The FDA is picky about drug names. It's been known to reject brand monikers because they're too similar to others already out there in the market, worried that harried physicians and pharmacists might accidentally give patients the wrong one.
The effects of a nasty flu season may wear off quickly, but two newly launched breast cancer drugs should help to keep the oncology increases coming.
Roche, whose patents have been under attack in India, is moving forward with plans to manufacture some drugs in the country, indicating it will drop the prices by as much as 50%, even as it faces a new threat from India's compulsory license law.
Roche sales grew last year. So did core earnings, by a healthy 10%. But the Swiss drugmaker's executives weren't jumping for joy. In fact, they were quite measured in their outlook for 2013, predicting sales growth of about 4%, along the same lines as its 2012 results.
Targeted drugs are becoming the focus of a growing number of companies, and manufacturers are responding by building more antibody drug conjugate manufacturing capacity.
India is taking another swipe at Big Pharma. Three swipes, in fact: The government has started the process of granting three more compulsory licenses, this time on cancer treatments from Roche and Bristol-Myers Squibb. That means cheap copies of the on-patent drugs could soon hit the Indian market.
Roche tightened its lock on the breast cancer treatment market, and its expectations for many more billions of dollars in annual revenue, when an EU panel gave thumbs up for approval of Perjeta.
Roche moved a step closer to adding another gem to its crown as the leading provider of therapies against a form of breast cancer. European officials backed approval of the Swiss drug giant's Perjeta (pertuzumab) for use as part of a combo attack on HER2-positive breast cancers.
While other drugmakers cut prices, set up access plans or wrangle with the Chinese government to sell products in that country, Roche ($RHHBY) is taking a more indirect tack. As Bloomberg reports, the Swiss drugmaker has teamed up with the reinsurer Swiss Re to sell private insurance to middle-class Chinese. That way, more patients can afford to use the company's pricey cancer drugs.

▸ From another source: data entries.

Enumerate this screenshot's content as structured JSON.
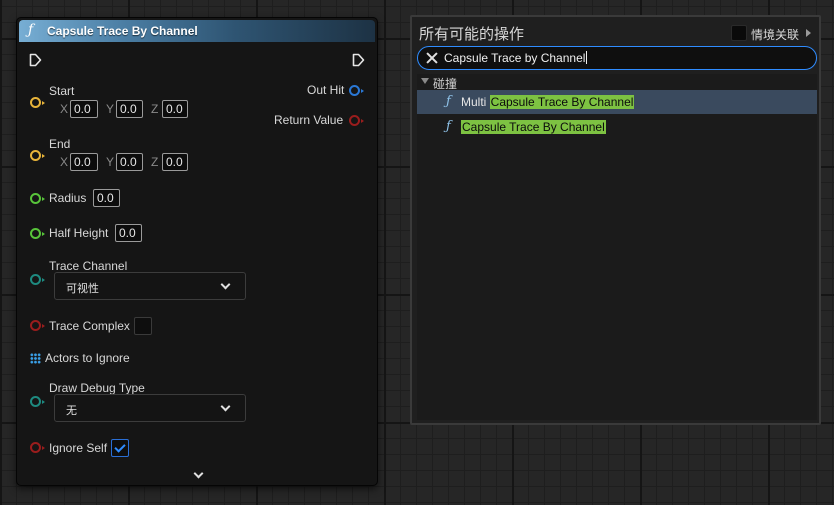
{
  "node": {
    "title": "Capsule Trace By Channel",
    "inputs": {
      "start": {
        "label": "Start",
        "x": "0.0",
        "y": "0.0",
        "z": "0.0"
      },
      "end": {
        "label": "End",
        "x": "0.0",
        "y": "0.0",
        "z": "0.0"
      },
      "radius": {
        "label": "Radius",
        "value": "0.0"
      },
      "half_height": {
        "label": "Half Height",
        "value": "0.0"
      },
      "trace_channel": {
        "label": "Trace Channel",
        "value": "可视性"
      },
      "trace_complex": {
        "label": "Trace Complex",
        "checked": false
      },
      "actors_to_ignore": {
        "label": "Actors to Ignore"
      },
      "draw_debug_type": {
        "label": "Draw Debug Type",
        "value": "无"
      },
      "ignore_self": {
        "label": "Ignore Self",
        "checked": true
      }
    },
    "axis_labels": {
      "x": "X",
      "y": "Y",
      "z": "Z"
    },
    "outputs": {
      "out_hit": "Out Hit",
      "return_value": "Return Value"
    }
  },
  "action_menu": {
    "title": "所有可能的操作",
    "context_label": "情境关联",
    "search_value": "Capsule Trace by Channel",
    "category": "碰撞",
    "results": [
      {
        "prefix": "Multi ",
        "match": "Capsule Trace By Channel",
        "selected": true
      },
      {
        "prefix": "",
        "match": "Capsule Trace By Channel",
        "selected": false
      }
    ]
  },
  "colors": {
    "vector_pin": "#e8b43a",
    "float_pin": "#58c43a",
    "enum_pin": "#1e8a80",
    "bool_pin": "#9a1d1d",
    "struct_pin": "#2a78d6",
    "highlight": "#7dc242",
    "accent": "#2f8cff"
  },
  "icons": {
    "function": "ƒ",
    "exec": "exec-pin-icon",
    "array": "array-grid-icon"
  }
}
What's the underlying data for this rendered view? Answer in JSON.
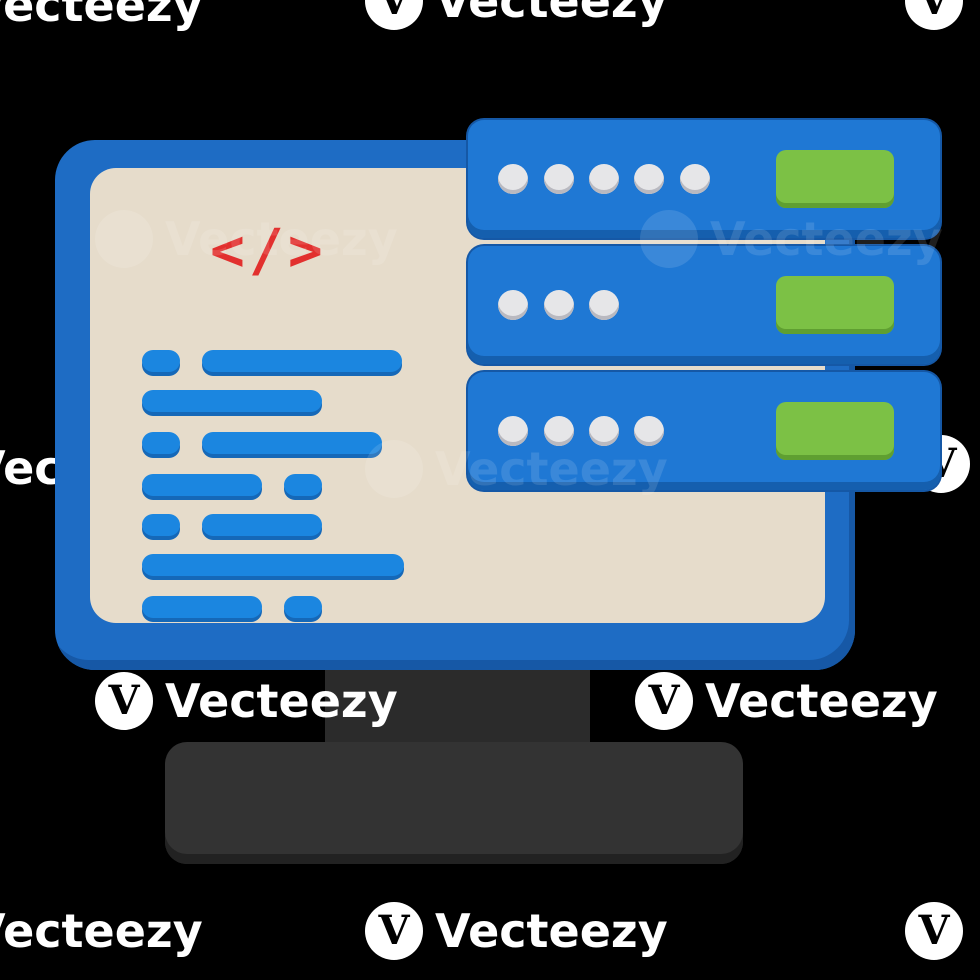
{
  "watermark": {
    "brand": "Vecteezy",
    "logo_letter": "V"
  },
  "illustration": {
    "code_symbol": "</>",
    "code_lines": 7,
    "servers": [
      {
        "dots": 5,
        "status": "active"
      },
      {
        "dots": 3,
        "status": "active"
      },
      {
        "dots": 4,
        "status": "active"
      }
    ]
  },
  "colors": {
    "monitor_frame": "#1e6cc4",
    "screen": "#e6dccb",
    "code_symbol": "#e2302e",
    "code_line": "#1b86e0",
    "server_panel": "#1f78d4",
    "server_led": "#7cc145",
    "stand": "#333333"
  }
}
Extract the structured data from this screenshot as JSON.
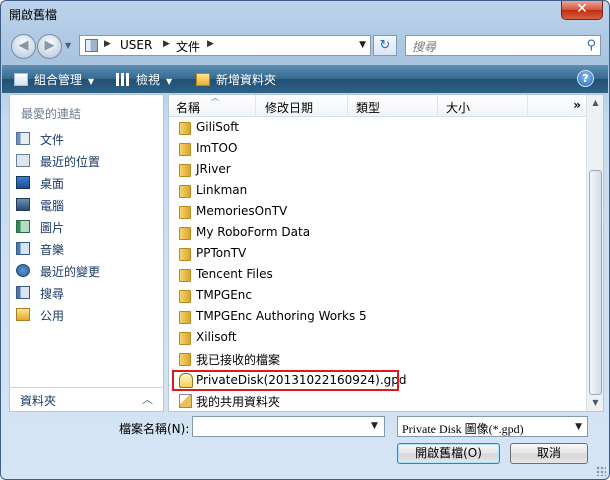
{
  "window": {
    "title": "開啟舊檔",
    "close_label": "✕"
  },
  "address": {
    "segments": [
      "USER",
      "文件"
    ],
    "separator": "▶"
  },
  "search": {
    "placeholder": "搜尋"
  },
  "toolbar": {
    "organize": "組合管理",
    "views": "檢視",
    "new_folder": "新增資料夾",
    "help": "?"
  },
  "sidebar": {
    "favorites_header": "最愛的連結",
    "items": [
      {
        "label": "文件",
        "icon": "documents-icon"
      },
      {
        "label": "最近的位置",
        "icon": "recent-places-icon"
      },
      {
        "label": "桌面",
        "icon": "desktop-icon"
      },
      {
        "label": "電腦",
        "icon": "computer-icon"
      },
      {
        "label": "圖片",
        "icon": "pictures-icon"
      },
      {
        "label": "音樂",
        "icon": "music-icon"
      },
      {
        "label": "最近的變更",
        "icon": "recently-changed-icon"
      },
      {
        "label": "搜尋",
        "icon": "searches-icon"
      },
      {
        "label": "公用",
        "icon": "public-icon"
      }
    ],
    "folders_label": "資料夾"
  },
  "columns": [
    "名稱",
    "修改日期",
    "類型",
    "大小"
  ],
  "columns_more": "»",
  "files": [
    {
      "name": "GiliSoft",
      "kind": "folder"
    },
    {
      "name": "ImTOO",
      "kind": "folder"
    },
    {
      "name": "JRiver",
      "kind": "folder"
    },
    {
      "name": "Linkman",
      "kind": "folder"
    },
    {
      "name": "MemoriesOnTV",
      "kind": "folder"
    },
    {
      "name": "My RoboForm Data",
      "kind": "folder"
    },
    {
      "name": "PPTonTV",
      "kind": "folder"
    },
    {
      "name": "Tencent Files",
      "kind": "folder"
    },
    {
      "name": "TMPGEnc",
      "kind": "folder"
    },
    {
      "name": "TMPGEnc Authoring Works 5",
      "kind": "folder"
    },
    {
      "name": "Xilisoft",
      "kind": "folder"
    },
    {
      "name": "我已接收的檔案",
      "kind": "folder"
    },
    {
      "name": "PrivateDisk(20131022160924).gpd",
      "kind": "gpd-file"
    },
    {
      "name": "我的共用資料夾",
      "kind": "shared-folder"
    }
  ],
  "bottom": {
    "filename_label": "檔案名稱(N):",
    "filename_value": "",
    "filter": "Private Disk 圖像(*.gpd)",
    "open_button": "開啟舊檔(O)",
    "cancel_button": "取消"
  },
  "colors": {
    "highlight_border": "#e2161b",
    "toolbar_bg": "#2e6288",
    "link_text": "#1b3a67"
  }
}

Did Roche ($RHHBY) bungle tens of thousands of adverse-event reports? European regulators aim to find out. The European Medicines Agency says it has started an "infringement procedure" against the Swiss drugmaker, to probe allegations that it dragged its feet on reporting potential side effects.